Glacier National Park, in partnership with the University of Montana and Montana Fish, Wildlife and Parks, will continue mountain goat research activities this summer in the Logan Pass area. The three-year research study began late summer of 2013 to identify how mountain goats are affected by roads, people, and trails near Logan Pass. The study is a critical component of the current Going-to-the-Sun Road Corridor Management planning effort which identified human-wildlife interactions within the corridor as an issue of concern.
Six mountain goats received radio collars last summer, including five females and one male. GPS and VHF radio collars are utilized to collect location data. VHF collars only collect a data point when they are located by an observer on the ground or in an aircraft, whereas GPS collars collect a data point every few hours and then transmit that information via satellite to a researcher’s computer. Radio collar data revealed mountain goats used Mt. Cannon and the Hidden Creek drainage area as winter habitat.
Preliminary observational data also reveals differences between habituated and wild goats. Habituated goats display different herding behavior and use habitat differently than wild goats. Habituated goats often use meadow, tree, and road habitat whereas wild goats generally stay near cliffs and ledges, with some use of meadow habitat. This data is preliminary so results may change as more information is gathered.
Mountain goat captures will continue this summer as soon as access to the Logan Pass area is safe. It is anticipated that 20–25 goats in total will be collared for this study. Of the more than 1,500 goats estimated in the park, this represents less than 2% of the park-wide population. Montana Fish, Wildlife and Parks secured a grant and acquired three additional GPS radio collars to be used for this study.
In addition to radio collar placement, researchers will continue observational data collection. Mountain goats may be temporarily marked with paint in specific situations.

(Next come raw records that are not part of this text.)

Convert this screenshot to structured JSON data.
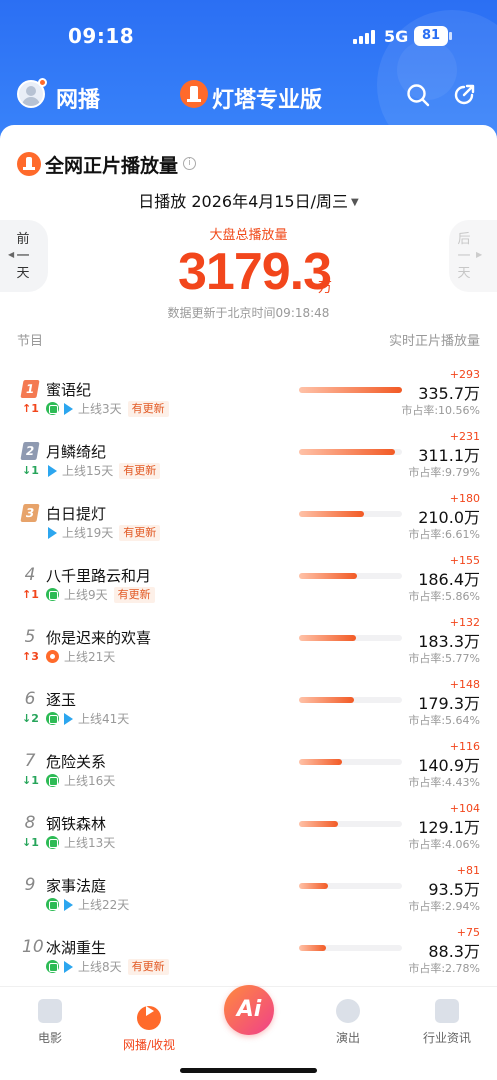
{
  "status_bar": {
    "time": "09:18",
    "network": "5G",
    "battery": "81"
  },
  "app_bar": {
    "tab": "网播",
    "brand": "灯塔专业版"
  },
  "section": {
    "title": "全网正片播放量",
    "date_label": "日播放 2026年4月15日/周三",
    "prev_label": "前一天",
    "next_label": "后一天"
  },
  "total": {
    "label": "大盘总播放量",
    "value": "3179.3",
    "unit": "万",
    "update_text": "数据更新于北京时间09:18:48"
  },
  "columns": {
    "left": "节目",
    "right": "实时正片播放量"
  },
  "share_prefix": "市占率:",
  "rows": [
    {
      "rank": "1",
      "trend": "↑1",
      "trend_dir": "up",
      "name": "蜜语纪",
      "platforms": [
        "iqiyi",
        "tencent"
      ],
      "online": "上线3天",
      "tag": "有更新",
      "delta": "+293",
      "value": "335.7万",
      "share": "10.56%",
      "bar": 1.0
    },
    {
      "rank": "2",
      "trend": "↓1",
      "trend_dir": "down",
      "name": "月鳞绮纪",
      "platforms": [
        "tencent"
      ],
      "online": "上线15天",
      "tag": "有更新",
      "delta": "+231",
      "value": "311.1万",
      "share": "9.79%",
      "bar": 0.93
    },
    {
      "rank": "3",
      "trend": "",
      "trend_dir": "",
      "name": "白日提灯",
      "platforms": [
        "tencent"
      ],
      "online": "上线19天",
      "tag": "有更新",
      "delta": "+180",
      "value": "210.0万",
      "share": "6.61%",
      "bar": 0.63
    },
    {
      "rank": "4",
      "trend": "↑1",
      "trend_dir": "up",
      "name": "八千里路云和月",
      "platforms": [
        "iqiyi"
      ],
      "online": "上线9天",
      "tag": "有更新",
      "delta": "+155",
      "value": "186.4万",
      "share": "5.86%",
      "bar": 0.56
    },
    {
      "rank": "5",
      "trend": "↑3",
      "trend_dir": "up",
      "name": "你是迟来的欢喜",
      "platforms": [
        "youku"
      ],
      "online": "上线21天",
      "tag": "",
      "delta": "+132",
      "value": "183.3万",
      "share": "5.77%",
      "bar": 0.55
    },
    {
      "rank": "6",
      "trend": "↓2",
      "trend_dir": "down",
      "name": "逐玉",
      "platforms": [
        "iqiyi",
        "tencent"
      ],
      "online": "上线41天",
      "tag": "",
      "delta": "+148",
      "value": "179.3万",
      "share": "5.64%",
      "bar": 0.53
    },
    {
      "rank": "7",
      "trend": "↓1",
      "trend_dir": "down",
      "name": "危险关系",
      "platforms": [
        "iqiyi"
      ],
      "online": "上线16天",
      "tag": "",
      "delta": "+116",
      "value": "140.9万",
      "share": "4.43%",
      "bar": 0.42
    },
    {
      "rank": "8",
      "trend": "↓1",
      "trend_dir": "down",
      "name": "钢铁森林",
      "platforms": [
        "iqiyi"
      ],
      "online": "上线13天",
      "tag": "",
      "delta": "+104",
      "value": "129.1万",
      "share": "4.06%",
      "bar": 0.38
    },
    {
      "rank": "9",
      "trend": "",
      "trend_dir": "",
      "name": "家事法庭",
      "platforms": [
        "iqiyi",
        "tencent"
      ],
      "online": "上线22天",
      "tag": "",
      "delta": "+81",
      "value": "93.5万",
      "share": "2.94%",
      "bar": 0.28
    },
    {
      "rank": "10",
      "trend": "",
      "trend_dir": "",
      "name": "冰湖重生",
      "platforms": [
        "iqiyi",
        "tencent"
      ],
      "online": "上线8天",
      "tag": "有更新",
      "delta": "+75",
      "value": "88.3万",
      "share": "2.78%",
      "bar": 0.26
    }
  ],
  "tabbar": {
    "movie": "电影",
    "web": "网播/收视",
    "ai": "Ai",
    "show": "演出",
    "news": "行业资讯"
  },
  "colors": {
    "accent": "#f2461c",
    "brand_blue": "#2b6ff3",
    "up": "#f2461c",
    "down": "#27a55b",
    "tag_bg": "#fdf0e8"
  }
}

A University of Montana graduate student will lead most of the observational research study activities, with oversight by park managers.
The key objectives of the project are to determine:
• Whether the same or different goats use Logan Pass and the Highline Trail area yearly.
• Timing of movements into and beyond the Logan Pass/Highline Trail area.
• Relationships between goats and humans, particularly patterns of habituation and goat-directed aggression, if at all, to humans.
Additional components of the study will assess the extent to which goat reliance on humans result in ‘unnatural’ behavior including: association with human activities, facilities and infrastructure; use of roads, popular adjacent trails, and people as safe havens from predators; and effectiveness of possible deterrents to habituated goats.
Research on bighorn sheep will be conducted simultaneously with observational, temporary marking, and messaging techniques. No collars will be placed on bighorn sheep, as individual sheep are easier to identify due to horn variations.
Visitors are reminded to keep a safe distance from wildlife. Park regulations require visitors to stay at least 100 yards away from bears and wolves, and at least 25 yards from any other animal.